And then, next thing we knew, we were eating sashimi in our kitchen. All of the fish were of top-notch freshness. The shrimp were creamy and melted in our mouth, the tuna was tender and clear tasting, and the yellowtail was firm and briny. The ponzu sauce definitely represented a step up in complexity as opposed to plain soy sauce. I look forward to benefiting from the skills of a real sushi chef in the near future, but this experience was aces in terms of kitchen empowerment. Plus it was downright delicious, not to mention wildly entertaining. And the black cod came out beautifully -- thanks to an amazing piece of fish, a shriveled but powerful citrus fruit, and a wise Japanese chef and teacher.
Monday, March 19, 2007
Last time Margy made pizza, there were many mouths to feed, so she whipped up an unusually large batch of dough. I asked her to freeze a little of it, for two reasons:
1. I didn't want either of us to have to spend an entire evening slaving over a hot baking stone.
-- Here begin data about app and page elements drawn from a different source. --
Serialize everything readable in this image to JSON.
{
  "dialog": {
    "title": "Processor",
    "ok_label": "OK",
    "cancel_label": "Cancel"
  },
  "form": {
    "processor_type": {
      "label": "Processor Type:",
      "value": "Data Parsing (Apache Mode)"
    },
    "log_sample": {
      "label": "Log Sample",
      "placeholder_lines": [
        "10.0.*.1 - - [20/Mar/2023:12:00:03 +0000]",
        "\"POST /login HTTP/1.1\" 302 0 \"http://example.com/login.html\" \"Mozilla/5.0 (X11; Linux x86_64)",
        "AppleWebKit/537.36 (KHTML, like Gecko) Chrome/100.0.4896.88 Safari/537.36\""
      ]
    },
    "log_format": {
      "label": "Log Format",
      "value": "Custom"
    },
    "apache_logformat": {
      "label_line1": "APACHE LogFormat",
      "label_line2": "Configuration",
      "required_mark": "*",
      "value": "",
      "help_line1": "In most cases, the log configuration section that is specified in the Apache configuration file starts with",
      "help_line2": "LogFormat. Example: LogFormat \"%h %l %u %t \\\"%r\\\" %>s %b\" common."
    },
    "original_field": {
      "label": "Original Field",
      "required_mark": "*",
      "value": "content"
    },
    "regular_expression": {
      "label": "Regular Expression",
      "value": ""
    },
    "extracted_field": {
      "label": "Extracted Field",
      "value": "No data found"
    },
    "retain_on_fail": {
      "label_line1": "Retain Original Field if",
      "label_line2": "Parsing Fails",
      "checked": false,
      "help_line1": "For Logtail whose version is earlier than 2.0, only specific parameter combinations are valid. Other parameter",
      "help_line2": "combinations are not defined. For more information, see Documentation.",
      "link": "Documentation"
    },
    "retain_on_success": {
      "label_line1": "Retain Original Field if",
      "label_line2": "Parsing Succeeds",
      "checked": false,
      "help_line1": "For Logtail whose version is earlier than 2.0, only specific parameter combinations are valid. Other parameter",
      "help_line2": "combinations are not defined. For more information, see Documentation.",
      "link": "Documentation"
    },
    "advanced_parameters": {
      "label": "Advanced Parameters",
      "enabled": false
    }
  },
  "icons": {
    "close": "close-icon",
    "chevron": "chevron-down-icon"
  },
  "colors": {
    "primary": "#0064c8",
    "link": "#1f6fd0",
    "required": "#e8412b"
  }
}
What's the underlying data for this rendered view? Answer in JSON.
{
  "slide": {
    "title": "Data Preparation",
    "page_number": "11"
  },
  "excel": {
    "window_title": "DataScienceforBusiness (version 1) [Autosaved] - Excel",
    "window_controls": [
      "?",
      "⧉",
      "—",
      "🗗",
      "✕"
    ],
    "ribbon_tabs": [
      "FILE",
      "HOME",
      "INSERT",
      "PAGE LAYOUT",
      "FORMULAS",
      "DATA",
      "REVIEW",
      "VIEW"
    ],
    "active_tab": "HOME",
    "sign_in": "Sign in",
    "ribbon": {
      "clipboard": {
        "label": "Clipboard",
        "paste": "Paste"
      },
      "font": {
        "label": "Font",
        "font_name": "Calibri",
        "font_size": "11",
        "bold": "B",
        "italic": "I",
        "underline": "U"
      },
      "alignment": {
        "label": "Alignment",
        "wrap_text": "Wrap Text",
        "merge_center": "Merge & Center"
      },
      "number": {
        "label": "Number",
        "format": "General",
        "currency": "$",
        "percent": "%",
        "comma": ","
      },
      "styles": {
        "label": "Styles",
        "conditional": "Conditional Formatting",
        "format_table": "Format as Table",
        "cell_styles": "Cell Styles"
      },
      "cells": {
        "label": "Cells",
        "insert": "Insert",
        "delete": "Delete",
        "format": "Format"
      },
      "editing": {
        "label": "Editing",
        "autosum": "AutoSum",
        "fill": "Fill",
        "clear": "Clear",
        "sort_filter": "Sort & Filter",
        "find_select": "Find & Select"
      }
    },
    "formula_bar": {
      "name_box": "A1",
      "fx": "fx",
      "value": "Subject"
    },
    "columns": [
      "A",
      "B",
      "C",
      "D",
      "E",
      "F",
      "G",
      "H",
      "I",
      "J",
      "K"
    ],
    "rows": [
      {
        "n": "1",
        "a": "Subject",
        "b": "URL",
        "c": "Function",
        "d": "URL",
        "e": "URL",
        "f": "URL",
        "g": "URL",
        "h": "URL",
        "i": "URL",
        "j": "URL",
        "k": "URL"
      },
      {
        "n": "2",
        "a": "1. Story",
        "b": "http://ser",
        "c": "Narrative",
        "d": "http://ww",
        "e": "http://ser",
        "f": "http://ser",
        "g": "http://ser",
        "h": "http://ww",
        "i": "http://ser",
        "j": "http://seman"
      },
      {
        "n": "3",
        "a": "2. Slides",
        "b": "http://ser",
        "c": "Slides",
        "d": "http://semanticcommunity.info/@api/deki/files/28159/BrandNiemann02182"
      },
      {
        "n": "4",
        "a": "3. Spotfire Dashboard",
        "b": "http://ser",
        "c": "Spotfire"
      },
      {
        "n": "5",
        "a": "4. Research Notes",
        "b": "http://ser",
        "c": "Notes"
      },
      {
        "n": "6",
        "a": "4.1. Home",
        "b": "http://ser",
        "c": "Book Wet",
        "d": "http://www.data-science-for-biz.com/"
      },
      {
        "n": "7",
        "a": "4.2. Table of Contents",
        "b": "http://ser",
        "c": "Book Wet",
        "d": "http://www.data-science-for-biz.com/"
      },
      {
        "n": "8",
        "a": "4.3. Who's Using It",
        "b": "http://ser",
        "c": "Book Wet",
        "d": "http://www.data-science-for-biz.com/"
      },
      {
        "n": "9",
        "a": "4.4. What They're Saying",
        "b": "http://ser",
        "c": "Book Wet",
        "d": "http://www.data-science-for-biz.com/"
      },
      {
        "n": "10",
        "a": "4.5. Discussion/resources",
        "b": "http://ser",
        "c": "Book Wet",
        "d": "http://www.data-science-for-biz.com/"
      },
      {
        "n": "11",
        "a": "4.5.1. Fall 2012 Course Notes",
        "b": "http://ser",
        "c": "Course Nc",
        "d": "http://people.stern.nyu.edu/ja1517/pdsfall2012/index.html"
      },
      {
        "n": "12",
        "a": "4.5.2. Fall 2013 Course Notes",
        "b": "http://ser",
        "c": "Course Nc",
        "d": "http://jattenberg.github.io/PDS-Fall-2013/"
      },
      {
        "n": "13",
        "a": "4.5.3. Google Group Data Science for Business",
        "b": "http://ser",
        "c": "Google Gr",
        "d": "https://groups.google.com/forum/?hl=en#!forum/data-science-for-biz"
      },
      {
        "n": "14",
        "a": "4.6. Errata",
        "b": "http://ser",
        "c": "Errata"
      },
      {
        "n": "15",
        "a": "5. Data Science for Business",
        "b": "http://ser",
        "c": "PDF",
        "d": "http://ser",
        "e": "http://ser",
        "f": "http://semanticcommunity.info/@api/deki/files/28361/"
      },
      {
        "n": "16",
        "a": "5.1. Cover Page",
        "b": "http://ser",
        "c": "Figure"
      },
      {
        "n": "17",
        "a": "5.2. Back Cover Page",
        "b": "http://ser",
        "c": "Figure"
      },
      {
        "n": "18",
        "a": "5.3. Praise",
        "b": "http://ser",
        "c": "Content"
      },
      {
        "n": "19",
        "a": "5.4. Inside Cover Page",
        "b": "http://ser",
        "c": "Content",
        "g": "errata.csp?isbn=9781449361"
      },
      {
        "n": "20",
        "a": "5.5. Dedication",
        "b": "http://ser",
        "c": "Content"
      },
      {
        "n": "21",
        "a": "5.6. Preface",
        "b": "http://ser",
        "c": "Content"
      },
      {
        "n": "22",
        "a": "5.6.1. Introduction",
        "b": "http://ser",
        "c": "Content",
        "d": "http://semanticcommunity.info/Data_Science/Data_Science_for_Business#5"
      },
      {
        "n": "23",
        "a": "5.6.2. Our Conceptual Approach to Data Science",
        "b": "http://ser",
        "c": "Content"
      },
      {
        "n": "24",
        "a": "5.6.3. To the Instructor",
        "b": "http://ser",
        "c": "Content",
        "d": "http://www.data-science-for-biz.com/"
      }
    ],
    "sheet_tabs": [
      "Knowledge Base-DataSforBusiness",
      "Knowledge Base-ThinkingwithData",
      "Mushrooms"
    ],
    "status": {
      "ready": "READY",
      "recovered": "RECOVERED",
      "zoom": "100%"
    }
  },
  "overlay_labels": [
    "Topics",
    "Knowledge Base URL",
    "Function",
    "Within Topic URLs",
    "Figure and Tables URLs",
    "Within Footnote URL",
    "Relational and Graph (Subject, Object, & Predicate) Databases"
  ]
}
2. I wanted to keep trying to make Those Things.
Fast-forward to this morning, when I woke up thinking, Steak. Those Things. Steak. Those Things. Steak, AND Those Things! I became bewitched by the idea of beef and anchovies (the latter being a vital ingredient in Those Things) making sweet music together on our dinner plates. I could not get the idea out of my head. And Margy was all for it.
At the market, I couldn't find a single steak that was large enough to feed both of us, so I augmented a little porterhouse with a few lamb chops. (Lamb. Anchovies. Lamb, AND anchovies!) And I decided to try my hand at creamed spinach, which I love but had never made.
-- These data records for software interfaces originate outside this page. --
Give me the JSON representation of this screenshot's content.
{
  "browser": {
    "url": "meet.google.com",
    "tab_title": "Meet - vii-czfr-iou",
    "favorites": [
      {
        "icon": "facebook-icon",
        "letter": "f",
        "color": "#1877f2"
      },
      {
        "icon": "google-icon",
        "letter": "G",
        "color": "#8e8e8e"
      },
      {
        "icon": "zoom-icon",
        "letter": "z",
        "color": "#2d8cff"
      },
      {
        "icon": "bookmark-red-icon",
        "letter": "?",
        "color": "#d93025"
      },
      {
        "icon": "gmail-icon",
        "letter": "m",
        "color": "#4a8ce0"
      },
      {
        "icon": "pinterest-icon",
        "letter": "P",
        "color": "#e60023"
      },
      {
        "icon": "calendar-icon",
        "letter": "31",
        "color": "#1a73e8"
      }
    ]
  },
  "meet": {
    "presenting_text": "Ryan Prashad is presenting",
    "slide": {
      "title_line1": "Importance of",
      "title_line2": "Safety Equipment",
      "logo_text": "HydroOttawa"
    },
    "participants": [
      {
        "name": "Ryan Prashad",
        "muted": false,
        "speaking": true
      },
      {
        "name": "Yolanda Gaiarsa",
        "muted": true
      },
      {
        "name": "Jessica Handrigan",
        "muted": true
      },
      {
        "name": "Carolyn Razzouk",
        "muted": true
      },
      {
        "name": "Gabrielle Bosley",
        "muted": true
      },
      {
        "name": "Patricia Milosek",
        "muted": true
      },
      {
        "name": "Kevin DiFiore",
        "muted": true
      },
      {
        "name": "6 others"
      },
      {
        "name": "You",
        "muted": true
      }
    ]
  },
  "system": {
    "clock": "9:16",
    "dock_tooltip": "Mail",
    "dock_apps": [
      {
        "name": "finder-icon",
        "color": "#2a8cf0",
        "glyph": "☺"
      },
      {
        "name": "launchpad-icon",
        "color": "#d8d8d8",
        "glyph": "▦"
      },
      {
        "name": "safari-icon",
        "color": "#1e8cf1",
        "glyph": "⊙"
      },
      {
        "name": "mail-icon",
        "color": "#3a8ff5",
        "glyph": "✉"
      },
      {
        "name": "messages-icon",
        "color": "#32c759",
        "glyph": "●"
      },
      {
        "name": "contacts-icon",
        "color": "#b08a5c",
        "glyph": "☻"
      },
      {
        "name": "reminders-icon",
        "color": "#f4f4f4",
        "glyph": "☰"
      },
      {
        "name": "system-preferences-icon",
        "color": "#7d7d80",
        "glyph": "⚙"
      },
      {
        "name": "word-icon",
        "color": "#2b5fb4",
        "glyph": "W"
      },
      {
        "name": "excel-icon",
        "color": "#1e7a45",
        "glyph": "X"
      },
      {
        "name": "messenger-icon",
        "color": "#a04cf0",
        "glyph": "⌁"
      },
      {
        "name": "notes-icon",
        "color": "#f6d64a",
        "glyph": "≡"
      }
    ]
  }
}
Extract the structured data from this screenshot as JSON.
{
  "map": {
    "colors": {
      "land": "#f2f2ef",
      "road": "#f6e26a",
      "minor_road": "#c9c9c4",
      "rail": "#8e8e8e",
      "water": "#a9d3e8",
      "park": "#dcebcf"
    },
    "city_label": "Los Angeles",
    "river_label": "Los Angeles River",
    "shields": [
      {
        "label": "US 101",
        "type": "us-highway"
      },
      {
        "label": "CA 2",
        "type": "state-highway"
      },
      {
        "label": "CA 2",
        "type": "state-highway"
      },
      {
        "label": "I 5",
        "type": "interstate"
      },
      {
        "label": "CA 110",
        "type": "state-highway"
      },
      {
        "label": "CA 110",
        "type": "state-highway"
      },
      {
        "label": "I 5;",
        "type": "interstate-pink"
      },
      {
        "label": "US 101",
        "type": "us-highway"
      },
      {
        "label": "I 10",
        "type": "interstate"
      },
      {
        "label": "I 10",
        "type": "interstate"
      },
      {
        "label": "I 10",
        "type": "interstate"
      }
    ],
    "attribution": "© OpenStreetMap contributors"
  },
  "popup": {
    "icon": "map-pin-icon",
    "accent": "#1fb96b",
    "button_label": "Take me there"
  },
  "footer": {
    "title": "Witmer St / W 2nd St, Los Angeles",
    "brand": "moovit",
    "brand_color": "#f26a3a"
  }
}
We let the dough defrost for a while in the fridge, and then we took it out so it could rise. Later on, I stretched it, sprinkled it with sweet paprika and hot pepper flakes, dumped a can of anchovies on top, oil included (this is of paramount importance), and rolled and sliced it. I'm still nowhere near achieving the crisp-and-chewy wonder of my aunt's (or my grandmother's) efforts -- remember, she uses supermarket dough, which may somehow be key -- but having even second-rate Those Things is cause for celebration. And I can tell you this: They go great with a mixed grill. And so does creamed spinach.
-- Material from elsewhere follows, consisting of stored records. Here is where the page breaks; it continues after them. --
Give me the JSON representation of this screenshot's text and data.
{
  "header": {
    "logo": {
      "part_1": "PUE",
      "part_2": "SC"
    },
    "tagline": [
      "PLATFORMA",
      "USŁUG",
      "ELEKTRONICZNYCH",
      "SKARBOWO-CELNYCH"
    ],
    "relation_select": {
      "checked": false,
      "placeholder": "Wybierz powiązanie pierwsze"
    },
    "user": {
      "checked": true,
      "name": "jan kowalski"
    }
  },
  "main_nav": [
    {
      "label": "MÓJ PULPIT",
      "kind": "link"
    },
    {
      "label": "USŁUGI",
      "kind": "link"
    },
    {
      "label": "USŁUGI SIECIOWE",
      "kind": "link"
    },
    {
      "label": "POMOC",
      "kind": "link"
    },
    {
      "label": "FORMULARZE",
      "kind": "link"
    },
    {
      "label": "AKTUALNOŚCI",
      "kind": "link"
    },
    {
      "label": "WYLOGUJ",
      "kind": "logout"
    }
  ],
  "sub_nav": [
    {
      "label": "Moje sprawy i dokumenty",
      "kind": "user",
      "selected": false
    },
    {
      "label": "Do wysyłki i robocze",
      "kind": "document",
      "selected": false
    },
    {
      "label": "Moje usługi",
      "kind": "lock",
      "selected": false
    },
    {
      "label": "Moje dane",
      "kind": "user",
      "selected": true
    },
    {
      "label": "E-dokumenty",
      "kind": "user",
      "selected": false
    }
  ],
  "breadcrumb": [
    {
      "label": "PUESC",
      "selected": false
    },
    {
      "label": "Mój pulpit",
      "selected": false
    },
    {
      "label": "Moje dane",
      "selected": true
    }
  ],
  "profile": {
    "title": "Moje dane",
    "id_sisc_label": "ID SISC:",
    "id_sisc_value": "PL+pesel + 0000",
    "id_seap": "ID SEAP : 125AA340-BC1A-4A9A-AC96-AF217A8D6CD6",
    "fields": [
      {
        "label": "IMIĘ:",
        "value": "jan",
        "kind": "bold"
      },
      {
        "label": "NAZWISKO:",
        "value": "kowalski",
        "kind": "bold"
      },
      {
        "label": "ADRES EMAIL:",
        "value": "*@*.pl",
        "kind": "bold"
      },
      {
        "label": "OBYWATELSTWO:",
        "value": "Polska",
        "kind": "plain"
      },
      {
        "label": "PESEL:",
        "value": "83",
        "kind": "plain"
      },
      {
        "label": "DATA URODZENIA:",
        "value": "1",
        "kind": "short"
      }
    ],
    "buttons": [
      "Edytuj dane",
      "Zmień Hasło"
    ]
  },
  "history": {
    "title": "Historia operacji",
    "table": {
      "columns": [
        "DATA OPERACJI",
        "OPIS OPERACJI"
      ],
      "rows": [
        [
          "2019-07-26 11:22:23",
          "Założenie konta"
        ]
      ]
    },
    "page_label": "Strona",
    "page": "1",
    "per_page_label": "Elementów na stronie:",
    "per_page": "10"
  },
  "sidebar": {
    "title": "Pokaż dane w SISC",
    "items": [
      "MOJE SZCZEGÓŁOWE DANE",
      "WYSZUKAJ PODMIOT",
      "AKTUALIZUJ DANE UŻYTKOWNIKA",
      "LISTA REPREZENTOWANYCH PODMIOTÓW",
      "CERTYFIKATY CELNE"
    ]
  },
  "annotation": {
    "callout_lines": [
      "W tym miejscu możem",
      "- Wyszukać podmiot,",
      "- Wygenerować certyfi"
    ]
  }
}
Sunday, March 11, 2007
After a recent steady diet of meats and tomatoey Italian dishes, we felt like we needed something a little lighter. So I whipped up some shrimp. With lots of bacon. I served them over grits. With tons of cheddar cheese.
Well, so much for that "lighter" thing. On the other hand, we didn't really eat lunch...
Saturday, March 03, 2007
I like to serve fish pretty simply, but I've also been experimenting with quick sauces to enhance the flavors.
Tonight, as I pan-fried pieces of steelhead trout, I whisked together a little potion on the next burner. I made the tiniest roux possible, with just a bit of butter and flour, since I wanted to bind the sauce without making it thick. I added an anchovy and broke it up, and then I poured in some white wine and shrimp stock. A dab of tomato paste for color, a few strokes of the whisk, and it was ready. Could I have made more of this tasty liquid? Sure. But I was going for just a small pool of flavor, not a full bath, and so the fish-to-sauce ratio seemed right. The trout received just a dash of pick-me-up on its way home.
Meanwhile, I roasted cauliflower with olive oil and pancetta. Per my mom's instructions, I cooked it nice and hot -- 475 -- and turned it with tongs along the way, until it had the proper char. Even without pancetta (bite my tongue!), this is something I could eat just about every day. Roasted cauliflower, you've officially entered our heavy rotation.